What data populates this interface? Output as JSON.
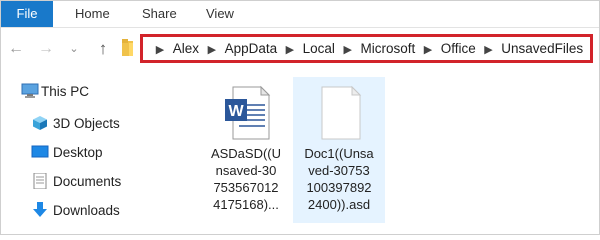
{
  "ribbon": {
    "tabs": [
      {
        "label": "File",
        "active": true
      },
      {
        "label": "Home"
      },
      {
        "label": "Share"
      },
      {
        "label": "View"
      }
    ]
  },
  "nav": {
    "back_icon": "arrow-left-icon",
    "forward_icon": "arrow-right-icon",
    "recent_icon": "chevron-down-icon",
    "up_icon": "arrow-up-icon"
  },
  "address": {
    "highlight_color": "#d2232a",
    "crumbs": [
      "Alex",
      "AppData",
      "Local",
      "Microsoft",
      "Office",
      "UnsavedFiles"
    ]
  },
  "sidebar": {
    "items": [
      {
        "label": "This PC",
        "icon": "computer-icon"
      },
      {
        "label": "3D Objects",
        "icon": "cube-icon"
      },
      {
        "label": "Desktop",
        "icon": "desktop-icon"
      },
      {
        "label": "Documents",
        "icon": "documents-icon"
      },
      {
        "label": "Downloads",
        "icon": "download-icon"
      }
    ]
  },
  "files": [
    {
      "icon": "word-document-icon",
      "name_lines": [
        "ASDaSD((U",
        "nsaved-30",
        "753567012",
        "4175168)..."
      ],
      "selected": false
    },
    {
      "icon": "blank-file-icon",
      "name_lines": [
        "Doc1((Unsa",
        "ved-30753",
        "100397892",
        "2400)).asd"
      ],
      "selected": true
    }
  ],
  "colors": {
    "file_tab": "#1979ca",
    "selection": "#e5f3ff",
    "word_blue": "#2b579a"
  }
}
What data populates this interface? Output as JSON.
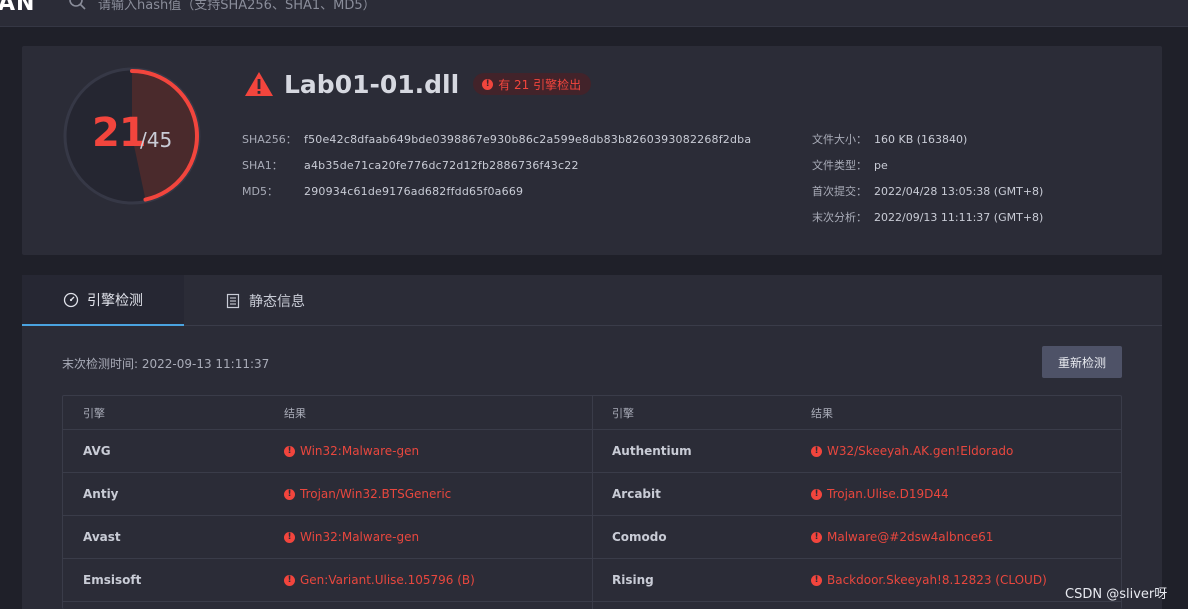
{
  "topbar": {
    "brand": "AN",
    "search_placeholder": "请输入hash值（支持SHA256、SHA1、MD5）"
  },
  "summary": {
    "detected_count": "21",
    "engine_total": "/45",
    "detection_ratio": 0.4667,
    "file_name": "Lab01-01.dll",
    "detect_badge_icon": "!",
    "detect_badge": "有 21 引擎检出",
    "hashes": [
      {
        "label": "SHA256：",
        "value": "f50e42c8dfaab649bde0398867e930b86c2a599e8db83b8260393082268f2dba"
      },
      {
        "label": "SHA1：",
        "value": "a4b35de71ca20fe776dc72d12fb2886736f43c22"
      },
      {
        "label": "MD5：",
        "value": "290934c61de9176ad682ffdd65f0a669"
      }
    ],
    "meta": [
      {
        "label": "文件大小：",
        "value": "160 KB (163840)"
      },
      {
        "label": "文件类型：",
        "value": "pe"
      },
      {
        "label": "首次提交：",
        "value": "2022/04/28 13:05:38 (GMT+8)"
      },
      {
        "label": "末次分析：",
        "value": "2022/09/13 11:11:37 (GMT+8)"
      }
    ]
  },
  "tabs": [
    {
      "label": "引擎检测",
      "icon": "gauge-icon",
      "active": true
    },
    {
      "label": "静态信息",
      "icon": "document-icon",
      "active": false
    }
  ],
  "detection": {
    "last_detect": "末次检测时间: 2022-09-13 11:11:37",
    "rescan_label": "重新检测",
    "result_icon": "!",
    "headers": {
      "engine": "引擎",
      "result": "结果"
    },
    "rows": [
      {
        "left_engine": "AVG",
        "left_result": "Win32:Malware-gen",
        "right_engine": "Authentium",
        "right_result": "W32/Skeeyah.AK.gen!Eldorado"
      },
      {
        "left_engine": "Antiy",
        "left_result": "Trojan/Win32.BTSGeneric",
        "right_engine": "Arcabit",
        "right_result": "Trojan.Ulise.D19D44"
      },
      {
        "left_engine": "Avast",
        "left_result": "Win32:Malware-gen",
        "right_engine": "Comodo",
        "right_result": "Malware@#2dsw4albnce61"
      },
      {
        "left_engine": "Emsisoft",
        "left_result": "Gen:Variant.Ulise.105796 (B)",
        "right_engine": "Rising",
        "right_result": "Backdoor.Skeeyah!8.12823 (CLOUD)"
      }
    ]
  },
  "watermark": "CSDN @sliver呀",
  "colors": {
    "background": "#1f2029",
    "card": "#2b2c37",
    "danger": "#f2453d",
    "tab_accent": "#4aa3e0",
    "button": "#4e5267"
  }
}
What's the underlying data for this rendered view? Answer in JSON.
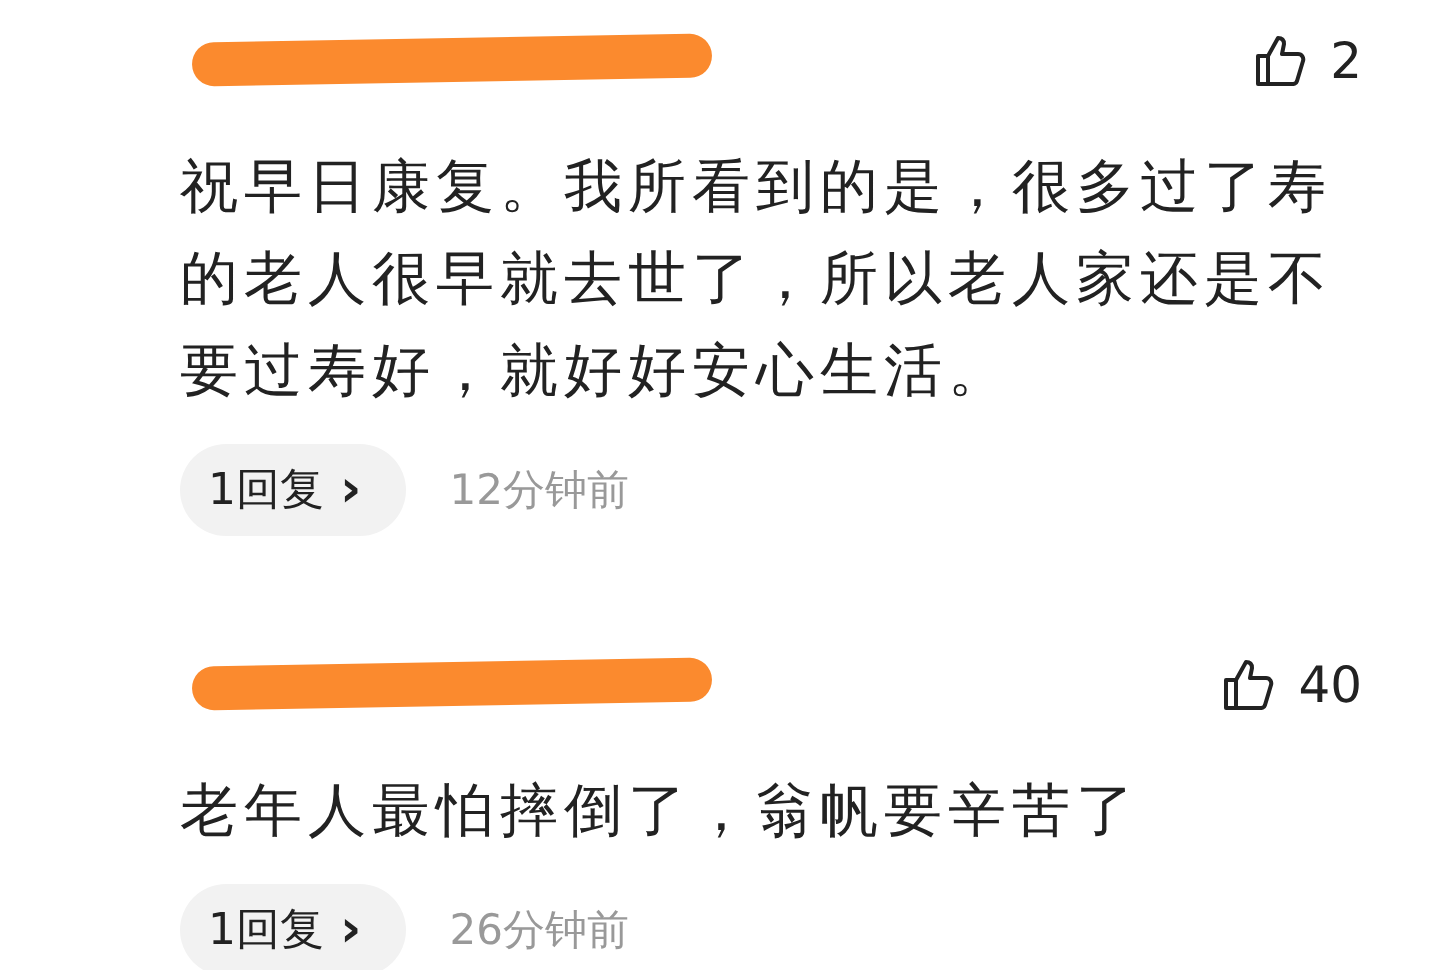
{
  "comments": [
    {
      "likes": "2",
      "text": "祝早日康复。我所看到的是，很多过了寿的老人很早就去世了，所以老人家还是不要过寿好，就好好安心生活。",
      "replies": "1回复",
      "reply_arrow": "›",
      "time": "12分钟前"
    },
    {
      "likes": "40",
      "text": "老年人最怕摔倒了，翁帆要辛苦了",
      "replies": "1回复",
      "reply_arrow": "›",
      "time": "26分钟前"
    }
  ]
}
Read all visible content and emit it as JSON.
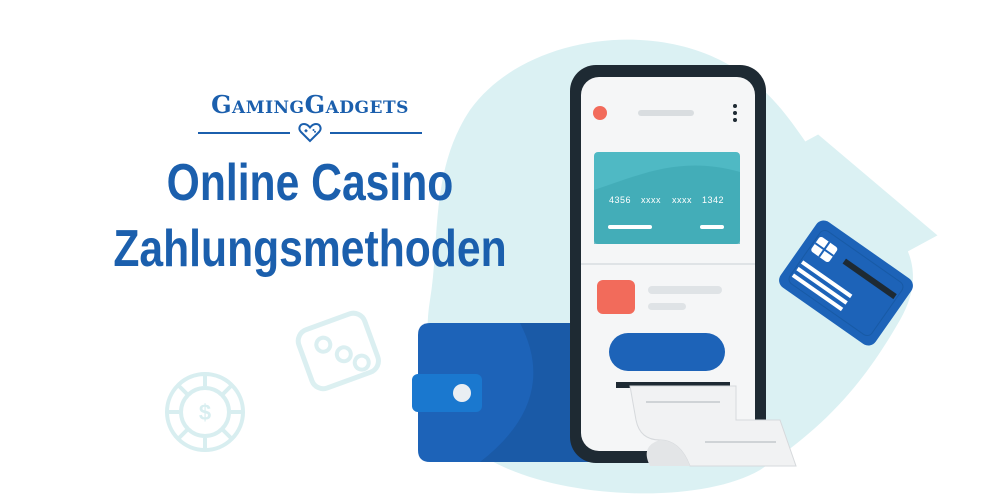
{
  "brand": {
    "name": "GamingGadgets"
  },
  "headline": {
    "line1": "Online Casino",
    "line2": "Zahlungsmethoden"
  },
  "card": {
    "number_groups": [
      "4356",
      "xxxx",
      "xxxx",
      "1342"
    ]
  },
  "colors": {
    "brand_blue": "#1b5fad",
    "light_teal": "#dbf1f3",
    "card_teal": "#4fb9c4",
    "accent_red": "#f26b5b",
    "wallet_blue": "#1d63b8",
    "phone_dark": "#1e2a33"
  },
  "icons": [
    "heart-gamepad-icon",
    "dice-icon",
    "casino-chip-icon",
    "menu-dots-icon"
  ]
}
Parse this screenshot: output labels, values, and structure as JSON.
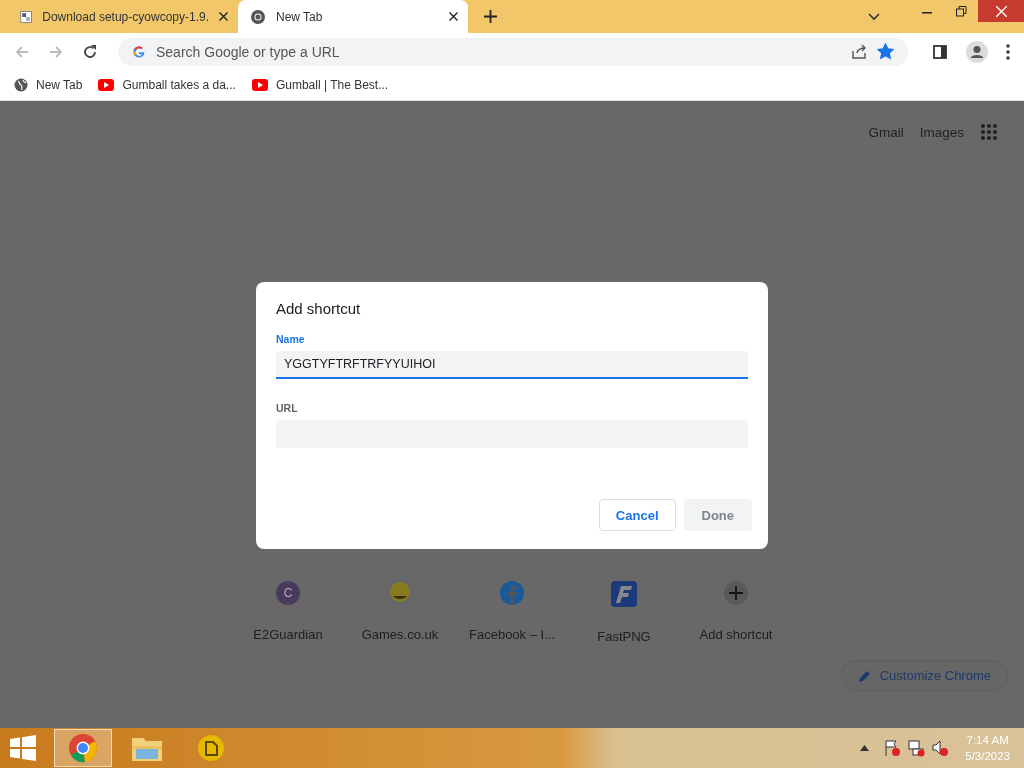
{
  "tabs": [
    {
      "title": "Download setup-cyowcopy-1.9.",
      "selected": false
    },
    {
      "title": "New Tab",
      "selected": true
    }
  ],
  "address_bar": {
    "placeholder": "Search Google or type a URL",
    "bookmarked": true
  },
  "bookmarks": [
    {
      "title": "New Tab"
    },
    {
      "title": "Gumball takes a da..."
    },
    {
      "title": "Gumball | The Best..."
    }
  ],
  "top_links": [
    "Gmail",
    "Images"
  ],
  "shortcuts": [
    {
      "title": "E2Guardian",
      "kind": "letter",
      "letter": "C",
      "color": "#4a3a5a"
    },
    {
      "title": "Games.co.uk",
      "kind": "mascot",
      "color": "#8a7a20"
    },
    {
      "title": "Facebook – I...",
      "kind": "facebook",
      "color": "#1a5a9a"
    },
    {
      "title": "FastPNG",
      "kind": "fastpng",
      "color": "#1c3a7a"
    },
    {
      "title": "Add shortcut",
      "kind": "add",
      "color": "#5a5a5a"
    }
  ],
  "customize_button": "Customize Chrome",
  "dialog": {
    "title": "Add shortcut",
    "fields": [
      {
        "label": "Name",
        "value": "YGGTYFTRFTRFYYUIHOI",
        "focused": true
      },
      {
        "label": "URL",
        "focused": false
      }
    ],
    "buttons": [
      {
        "label": "Cancel",
        "disabled": false
      },
      {
        "label": "Done",
        "disabled": true
      }
    ]
  },
  "taskbar": {
    "apps": [
      {
        "kind": "chrome",
        "selected": true
      },
      {
        "kind": "explorer",
        "selected": false
      },
      {
        "kind": "app",
        "selected": false
      }
    ],
    "time": "7:14 AM",
    "date": "5/3/2023"
  }
}
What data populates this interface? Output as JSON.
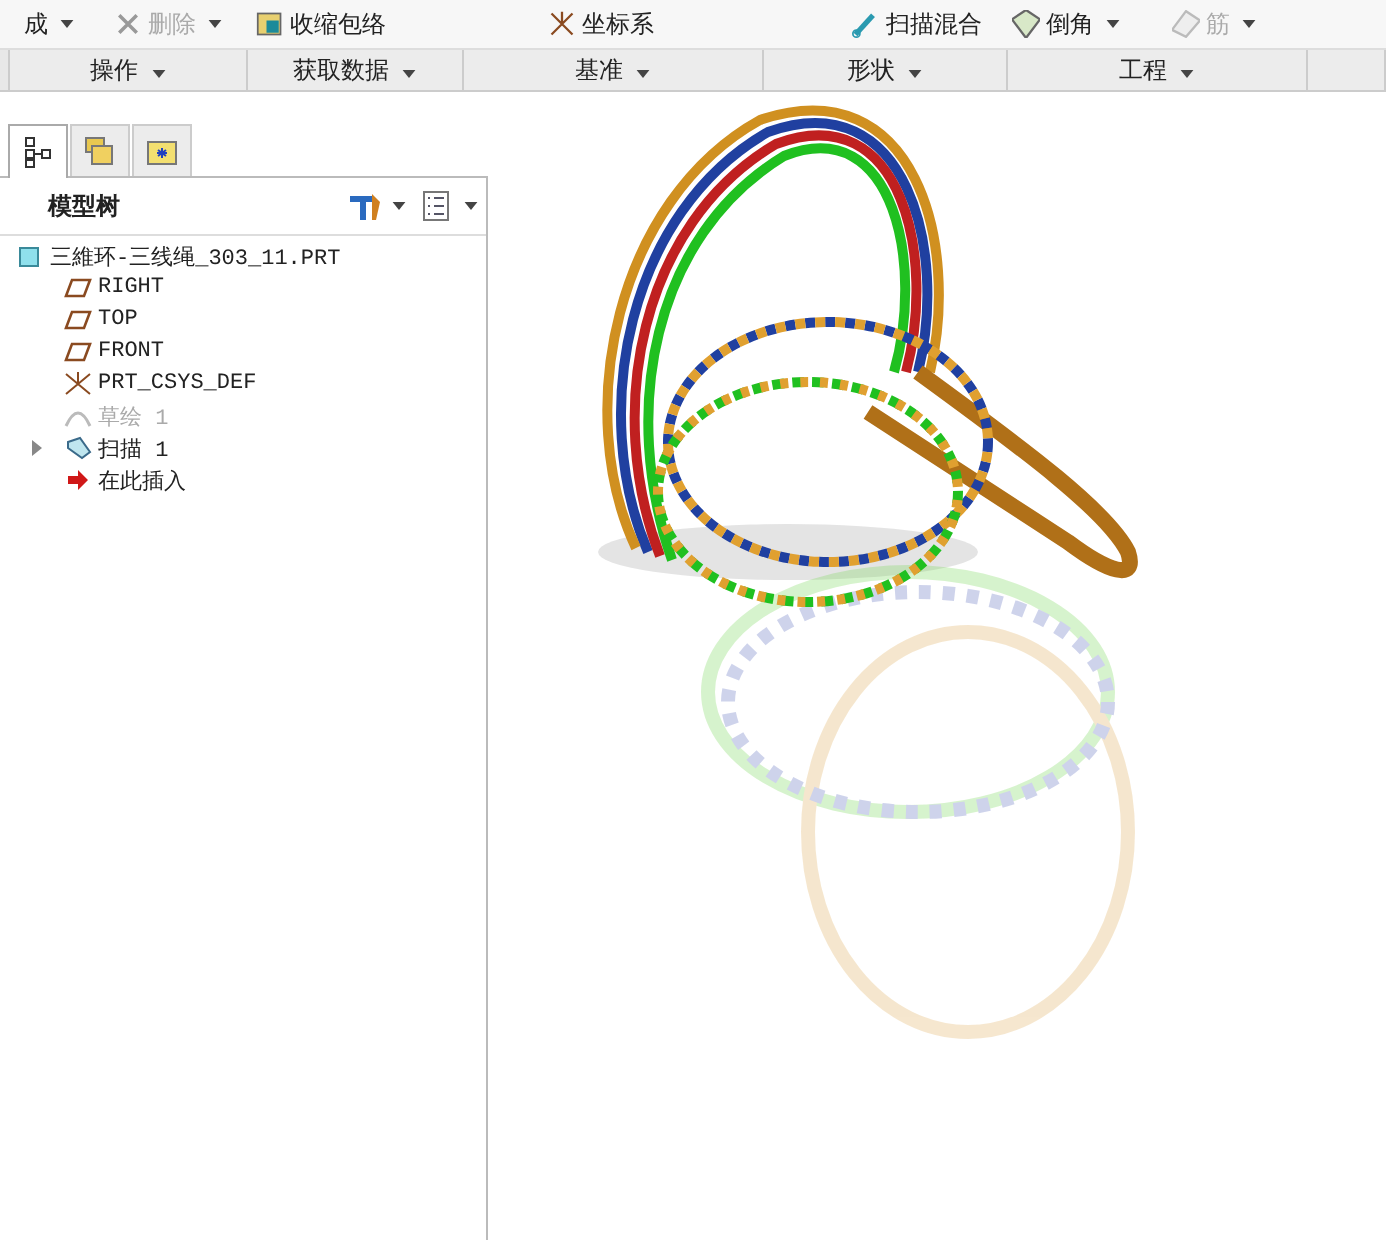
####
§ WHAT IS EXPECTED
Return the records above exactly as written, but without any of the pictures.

§ WRITTEN RESPONSE
What data populates this interface? Output as JSON.
{
  "ribbon": {
    "tabs": [
      {
        "label": "File",
        "active": true
      },
      {
        "label": "Home"
      },
      {
        "label": "Share"
      },
      {
        "label": "View"
      }
    ]
  },
  "nav": {
    "back_icon": "arrow-left-icon",
    "forward_icon": "arrow-right-icon",
    "recent_icon": "chevron-down-icon",
    "up_icon": "arrow-up-icon"
  },
  "address": {
    "highlight_color": "#d2232a",
    "crumbs": [
      "Alex",
      "AppData",
      "Local",
      "Microsoft",
      "Office",
      "UnsavedFiles"
    ]
  },
  "sidebar": {
    "items": [
      {
        "label": "This PC",
        "icon": "computer-icon"
      },
      {
        "label": "3D Objects",
        "icon": "cube-icon"
      },
      {
        "label": "Desktop",
        "icon": "desktop-icon"
      },
      {
        "label": "Documents",
        "icon": "documents-icon"
      },
      {
        "label": "Downloads",
        "icon": "download-icon"
      }
    ]
  },
  "files": [
    {
      "icon": "word-document-icon",
      "name_lines": [
        "ASDaSD((U",
        "nsaved-30",
        "753567012",
        "4175168)..."
      ],
      "selected": false
    },
    {
      "icon": "blank-file-icon",
      "name_lines": [
        "Doc1((Unsa",
        "ved-30753",
        "100397892",
        "2400)).asd"
      ],
      "selected": true
    }
  ],
  "colors": {
    "file_tab": "#1979ca",
    "selection": "#e5f3ff",
    "word_blue": "#2b579a"
  }
}
What data populates this interface? Output as JSON.
{
  "topbar": {
    "brand": "AN",
    "search_placeholder": "请输入hash值（支持SHA256、SHA1、MD5）"
  },
  "summary": {
    "detected_count": "21",
    "engine_total": "/45",
    "detection_ratio": 0.4667,
    "file_name": "Lab01-01.dll",
    "detect_badge_icon": "!",
    "detect_badge": "有 21 引擎检出",
    "hashes": [
      {
        "label": "SHA256：",
        "value": "f50e42c8dfaab649bde0398867e930b86c2a599e8db83b8260393082268f2dba"
      },
      {
        "label": "SHA1：",
        "value": "a4b35de71ca20fe776dc72d12fb2886736f43c22"
      },
      {
        "label": "MD5：",
        "value": "290934c61de9176ad682ffdd65f0a669"
      }
    ],
    "meta": [
      {
        "label": "文件大小：",
        "value": "160 KB (163840)"
      },
      {
        "label": "文件类型：",
        "value": "pe"
      },
      {
        "label": "首次提交：",
        "value": "2022/04/28 13:05:38 (GMT+8)"
      },
      {
        "label": "末次分析：",
        "value": "2022/09/13 11:11:37 (GMT+8)"
      }
    ]
  },
  "tabs": [
    {
      "label": "引擎检测",
      "icon": "gauge-icon",
      "active": true
    },
    {
      "label": "静态信息",
      "icon": "document-icon",
      "active": false
    }
  ],
  "detection": {
    "last_detect": "末次检测时间: 2022-09-13 11:11:37",
    "rescan_label": "重新检测",
    "result_icon": "!",
    "headers": {
      "engine": "引擎",
      "result": "结果"
    },
    "rows": [
      {
        "left_engine": "AVG",
        "left_result": "Win32:Malware-gen",
        "right_engine": "Authentium",
        "right_result": "W32/Skeeyah.AK.gen!Eldorado"
      },
      {
        "left_engine": "Antiy",
        "left_result": "Trojan/Win32.BTSGeneric",
        "right_engine": "Arcabit",
        "right_result": "Trojan.Ulise.D19D44"
      },
      {
        "left_engine": "Avast",
        "left_result": "Win32:Malware-gen",
        "right_engine": "Comodo",
        "right_result": "Malware@#2dsw4albnce61"
      },
      {
        "left_engine": "Emsisoft",
        "left_result": "Gen:Variant.Ulise.105796 (B)",
        "right_engine": "Rising",
        "right_result": "Backdoor.Skeeyah!8.12823 (CLOUD)"
      }
    ]
  },
  "watermark": "CSDN @sliver呀",
  "colors": {
    "background": "#1f2029",
    "card": "#2b2c37",
    "danger": "#f2453d",
    "tab_accent": "#4aa3e0",
    "button": "#4e5267"
  }
}
What's the underlying data for this rendered view? Answer in JSON.
{
  "comments": [
    {
      "likes": "2",
      "text": "祝早日康复。我所看到的是，很多过了寿的老人很早就去世了，所以老人家还是不要过寿好，就好好安心生活。",
      "replies": "1回复",
      "reply_arrow": "›",
      "time": "12分钟前"
    },
    {
      "likes": "40",
      "text": "老年人最怕摔倒了，翁帆要辛苦了",
      "replies": "1回复",
      "reply_arrow": "›",
      "time": "26分钟前"
    }
  ]
}
Read all visible content and emit it as JSON.
{
  "brand": {
    "name": "GamingGadgets"
  },
  "headline": {
    "line1": "Online Casino",
    "line2": "Zahlungsmethoden"
  },
  "card": {
    "number_groups": [
      "4356",
      "xxxx",
      "xxxx",
      "1342"
    ]
  },
  "colors": {
    "brand_blue": "#1b5fad",
    "light_teal": "#dbf1f3",
    "card_teal": "#4fb9c4",
    "accent_red": "#f26b5b",
    "wallet_blue": "#1d63b8",
    "phone_dark": "#1e2a33"
  },
  "icons": [
    "heart-gamepad-icon",
    "dice-icon",
    "casino-chip-icon",
    "menu-dots-icon"
  ]
}
Parse this screenshot: output labels, values, and structure as JSON.
{
  "tabs": [
    {
      "title": "Download setup-cyowcopy-1.9.",
      "selected": false
    },
    {
      "title": "New Tab",
      "selected": true
    }
  ],
  "address_bar": {
    "placeholder": "Search Google or type a URL",
    "bookmarked": true
  },
  "bookmarks": [
    {
      "title": "New Tab"
    },
    {
      "title": "Gumball takes a da..."
    },
    {
      "title": "Gumball | The Best..."
    }
  ],
  "top_links": [
    "Gmail",
    "Images"
  ],
  "shortcuts": [
    {
      "title": "E2Guardian",
      "kind": "letter",
      "letter": "C",
      "color": "#4a3a5a"
    },
    {
      "title": "Games.co.uk",
      "kind": "mascot",
      "color": "#8a7a20"
    },
    {
      "title": "Facebook – I...",
      "kind": "facebook",
      "color": "#1a5a9a"
    },
    {
      "title": "FastPNG",
      "kind": "fastpng",
      "color": "#1c3a7a"
    },
    {
      "title": "Add shortcut",
      "kind": "add",
      "color": "#5a5a5a"
    }
  ],
  "customize_button": "Customize Chrome",
  "dialog": {
    "title": "Add shortcut",
    "fields": [
      {
        "label": "Name",
        "value": "YGGTYFTRFTRFYYUIHOI",
        "focused": true
      },
      {
        "label": "URL",
        "focused": false
      }
    ],
    "buttons": [
      {
        "label": "Cancel",
        "disabled": false
      },
      {
        "label": "Done",
        "disabled": true
      }
    ]
  },
  "taskbar": {
    "apps": [
      {
        "kind": "chrome",
        "selected": true
      },
      {
        "kind": "explorer",
        "selected": false
      },
      {
        "kind": "app",
        "selected": false
      }
    ],
    "time": "7:14 AM",
    "date": "5/3/2023"
  }
}
What data populates this interface? Output as JSON.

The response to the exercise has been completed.